WHAT THE TASK REQUIRES: From the first line to the last, retype the records exactly and skip the pictures.

RECORD SET:
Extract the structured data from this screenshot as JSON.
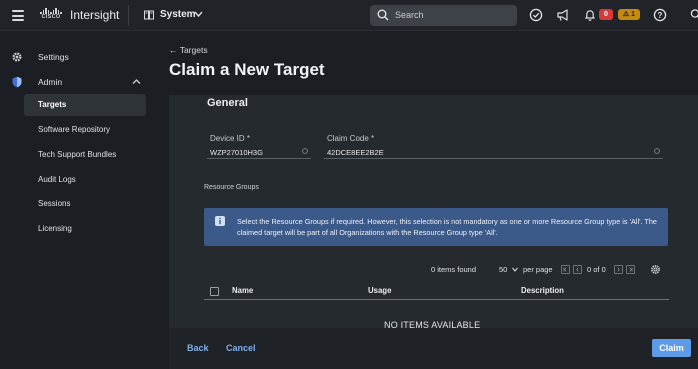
{
  "topbar": {
    "logo_word": "CISCO",
    "brand": "Intersight",
    "scope": "System",
    "search_placeholder": "Search",
    "critical_count": "0",
    "warning_count": "1"
  },
  "sidebar": {
    "items": [
      {
        "label": "Settings",
        "icon": "gear-icon"
      },
      {
        "label": "Admin",
        "icon": "shield-icon",
        "expanded": true
      }
    ],
    "admin_children": [
      {
        "label": "Targets",
        "active": true
      },
      {
        "label": "Software Repository"
      },
      {
        "label": "Tech Support Bundles"
      },
      {
        "label": "Audit Logs"
      },
      {
        "label": "Sessions"
      },
      {
        "label": "Licensing"
      }
    ]
  },
  "header": {
    "back_label": "← Targets",
    "title": "Claim a New Target"
  },
  "form": {
    "section_title": "General",
    "device_id_label": "Device ID *",
    "device_id_value": "WZP27010H3G",
    "claim_code_label": "Claim Code *",
    "claim_code_value": "42DCE8EE2B2E",
    "resource_groups_label": "Resource Groups",
    "info_text": "Select the Resource Groups if required. However, this selection is not mandatory as one or more Resource Group type is 'All'. The claimed target will be part of all Organizations with the Resource Group type 'All'."
  },
  "table": {
    "items_found": "0 items found",
    "page_size": "50",
    "per_page": "per page",
    "page_of": "0 of 0",
    "columns": [
      "Name",
      "Usage",
      "Description"
    ],
    "empty_text": "NO ITEMS AVAILABLE"
  },
  "footer": {
    "back": "Back",
    "cancel": "Cancel",
    "claim": "Claim"
  },
  "colors": {
    "accent": "#5b9be8",
    "info_bg": "#3b5a8a",
    "critical": "#d83a3a",
    "warning": "#c48a12"
  }
}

OUTPUT OF THE EXERCISE:
Extract the structured data from this screenshot as JSON.
{
  "topbar": {
    "logo_word": "CISCO",
    "brand": "Intersight",
    "scope": "System",
    "search_placeholder": "Search",
    "critical_count": "0",
    "warning_count": "1"
  },
  "sidebar": {
    "items": [
      {
        "label": "Settings",
        "icon": "gear-icon"
      },
      {
        "label": "Admin",
        "icon": "shield-icon",
        "expanded": true
      }
    ],
    "admin_children": [
      {
        "label": "Targets",
        "active": true
      },
      {
        "label": "Software Repository"
      },
      {
        "label": "Tech Support Bundles"
      },
      {
        "label": "Audit Logs"
      },
      {
        "label": "Sessions"
      },
      {
        "label": "Licensing"
      }
    ]
  },
  "header": {
    "back_label": "← Targets",
    "title": "Claim a New Target"
  },
  "form": {
    "section_title": "General",
    "device_id_label": "Device ID *",
    "device_id_value": "WZP27010H3G",
    "claim_code_label": "Claim Code *",
    "claim_code_value": "42DCE8EE2B2E",
    "resource_groups_label": "Resource Groups",
    "info_text": "Select the Resource Groups if required. However, this selection is not mandatory as one or more Resource Group type is 'All'. The claimed target will be part of all Organizations with the Resource Group type 'All'."
  },
  "table": {
    "items_found": "0 items found",
    "page_size": "50",
    "per_page": "per page",
    "page_of": "0 of 0",
    "columns": [
      "Name",
      "Usage",
      "Description"
    ],
    "empty_text": "NO ITEMS AVAILABLE"
  },
  "footer": {
    "back": "Back",
    "cancel": "Cancel",
    "claim": "Claim"
  },
  "colors": {
    "accent": "#5b9be8",
    "info_bg": "#3b5a8a",
    "critical": "#d83a3a",
    "warning": "#c48a12"
  }
}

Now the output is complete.